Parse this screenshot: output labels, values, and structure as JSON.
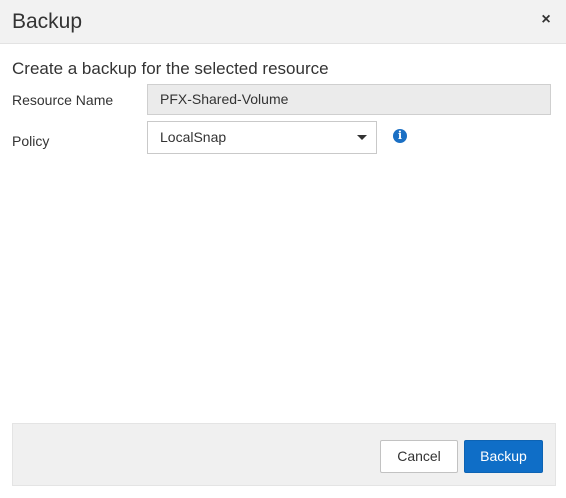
{
  "dialog": {
    "title": "Backup",
    "close_glyph": "×",
    "subtitle": "Create a backup for the selected resource"
  },
  "form": {
    "resource_name": {
      "label": "Resource Name",
      "value": "PFX-Shared-Volume"
    },
    "policy": {
      "label": "Policy",
      "selected": "LocalSnap",
      "info_glyph": "i"
    }
  },
  "footer": {
    "cancel_label": "Cancel",
    "backup_label": "Backup"
  },
  "icons": {
    "close": "close-icon",
    "dropdown": "caret-down-icon",
    "info": "info-icon"
  },
  "colors": {
    "primary_button": "#0f6ec7",
    "info_icon": "#1a6fc4",
    "header_bg": "#f2f2f2",
    "readonly_input_bg": "#ebebeb"
  }
}
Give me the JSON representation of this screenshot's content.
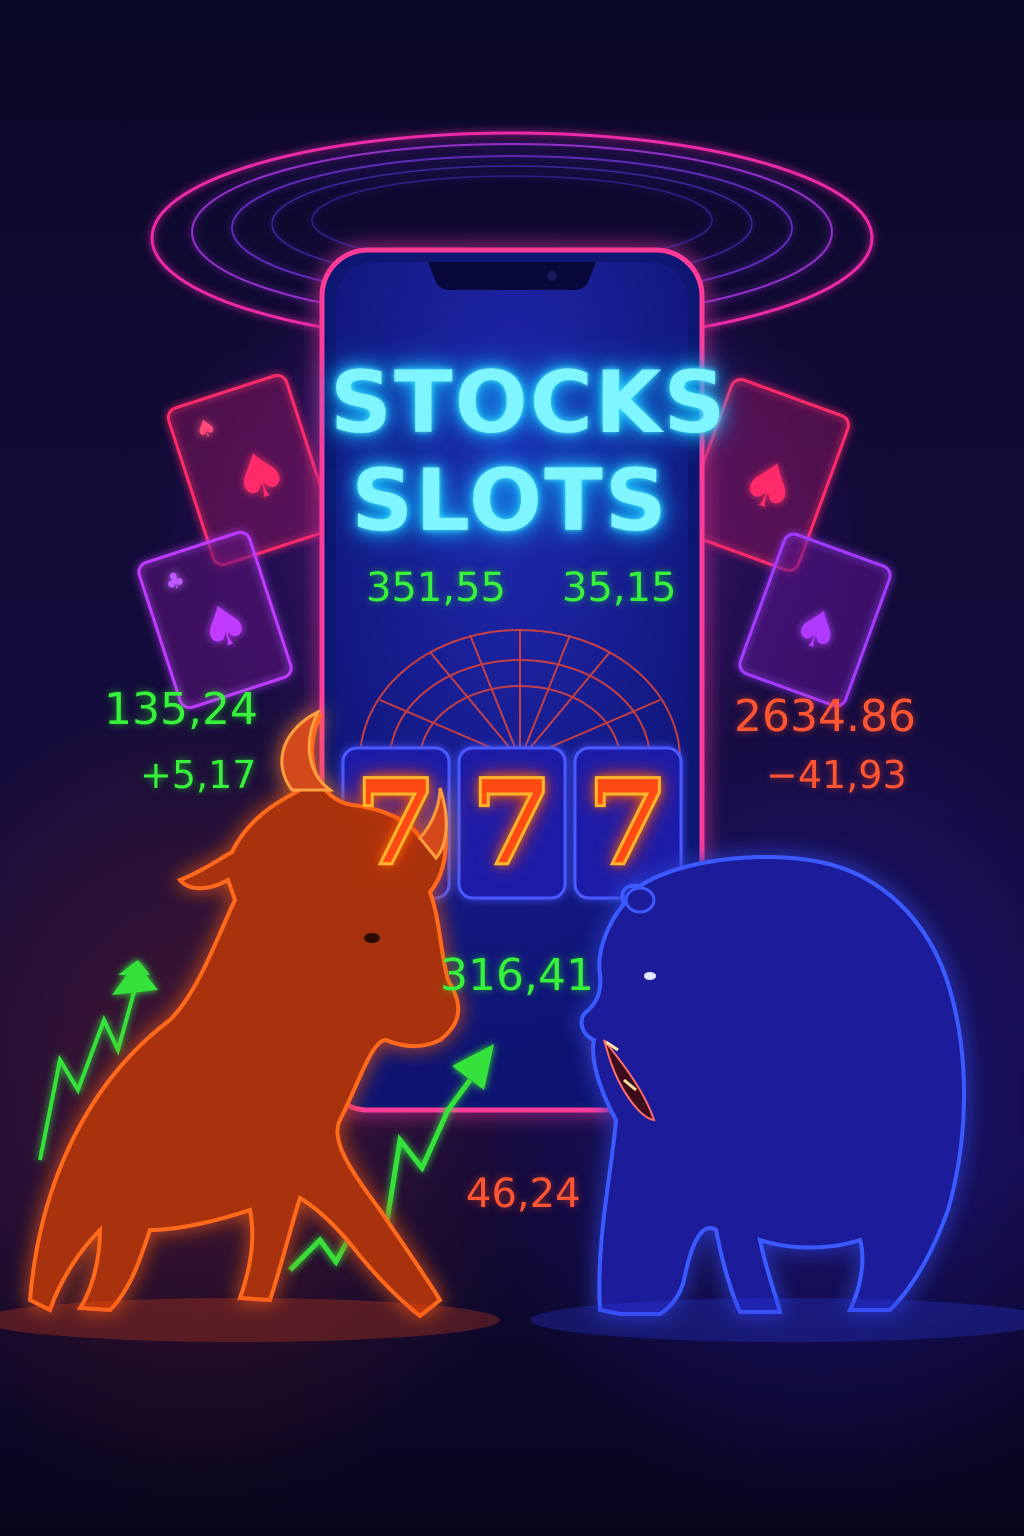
{
  "title": {
    "line1": "STOCKS",
    "line2": "SLOTS"
  },
  "phone_prices": {
    "left": "351,55",
    "right": "35,15"
  },
  "slot_reels": [
    "7",
    "7",
    "7"
  ],
  "left_ticker": {
    "price": "135,24",
    "change": "+5,17"
  },
  "right_ticker": {
    "price": "2634.86",
    "change": "−41,93"
  },
  "center_values": {
    "upper": "316,41",
    "lower": "46,24"
  },
  "colors": {
    "title_neon": "#7ff6ff",
    "gain_green": "#36f23a",
    "loss_red": "#ff5533",
    "bull_orange": "#ff5a14",
    "bear_blue": "#2a38e0",
    "background": "#0d0a2e"
  }
}
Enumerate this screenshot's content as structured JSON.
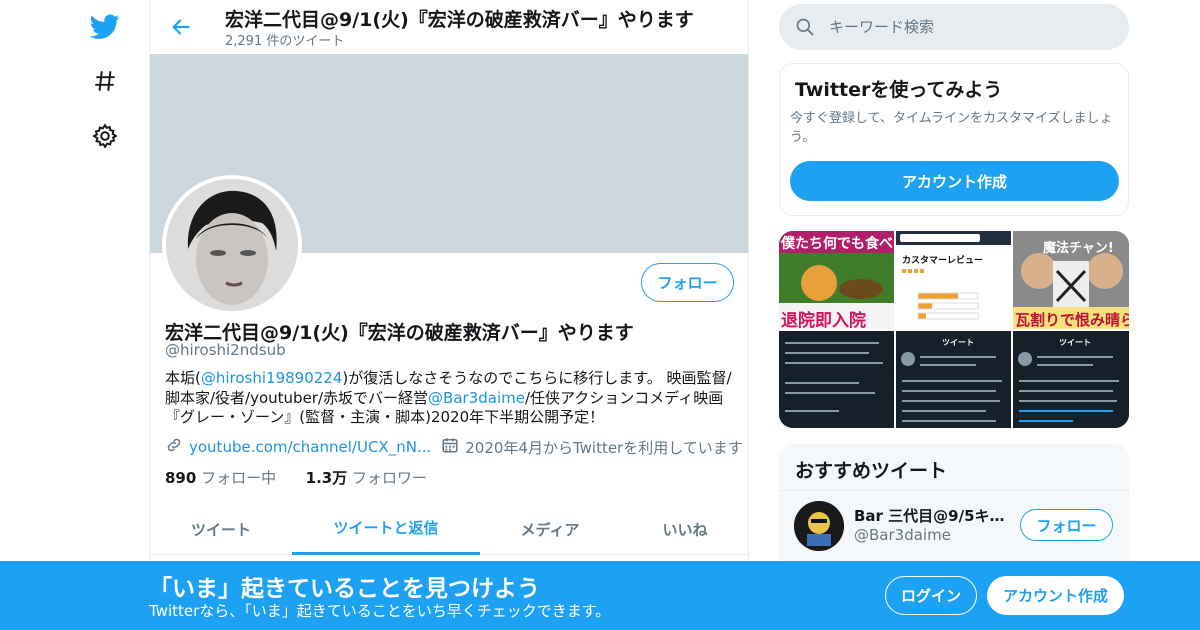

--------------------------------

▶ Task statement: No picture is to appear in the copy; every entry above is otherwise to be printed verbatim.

▶ Solved exercise:
Parse this screenshot: output labels, values, and structure as JSON.
{
  "dialog": {
    "title": "Backup",
    "close_glyph": "×",
    "subtitle": "Create a backup for the selected resource"
  },
  "form": {
    "resource_name": {
      "label": "Resource Name",
      "value": "PFX-Shared-Volume"
    },
    "policy": {
      "label": "Policy",
      "selected": "LocalSnap",
      "info_glyph": "i"
    }
  },
  "footer": {
    "cancel_label": "Cancel",
    "backup_label": "Backup"
  },
  "icons": {
    "close": "close-icon",
    "dropdown": "caret-down-icon",
    "info": "info-icon"
  },
  "colors": {
    "primary_button": "#0f6ec7",
    "info_icon": "#1a6fc4",
    "header_bg": "#f2f2f2",
    "readonly_input_bg": "#ebebeb"
  }
}
Give me the JSON representation of this screenshot's content.
{
  "title": {
    "line1": "STOCKS",
    "line2": "SLOTS"
  },
  "phone_prices": {
    "left": "351,55",
    "right": "35,15"
  },
  "slot_reels": [
    "7",
    "7",
    "7"
  ],
  "left_ticker": {
    "price": "135,24",
    "change": "+5,17"
  },
  "right_ticker": {
    "price": "2634.86",
    "change": "−41,93"
  },
  "center_values": {
    "upper": "316,41",
    "lower": "46,24"
  },
  "colors": {
    "title_neon": "#7ff6ff",
    "gain_green": "#36f23a",
    "loss_red": "#ff5533",
    "bull_orange": "#ff5a14",
    "bear_blue": "#2a38e0",
    "background": "#0d0a2e"
  }
}
Enumerate this screenshot's content as structured JSON.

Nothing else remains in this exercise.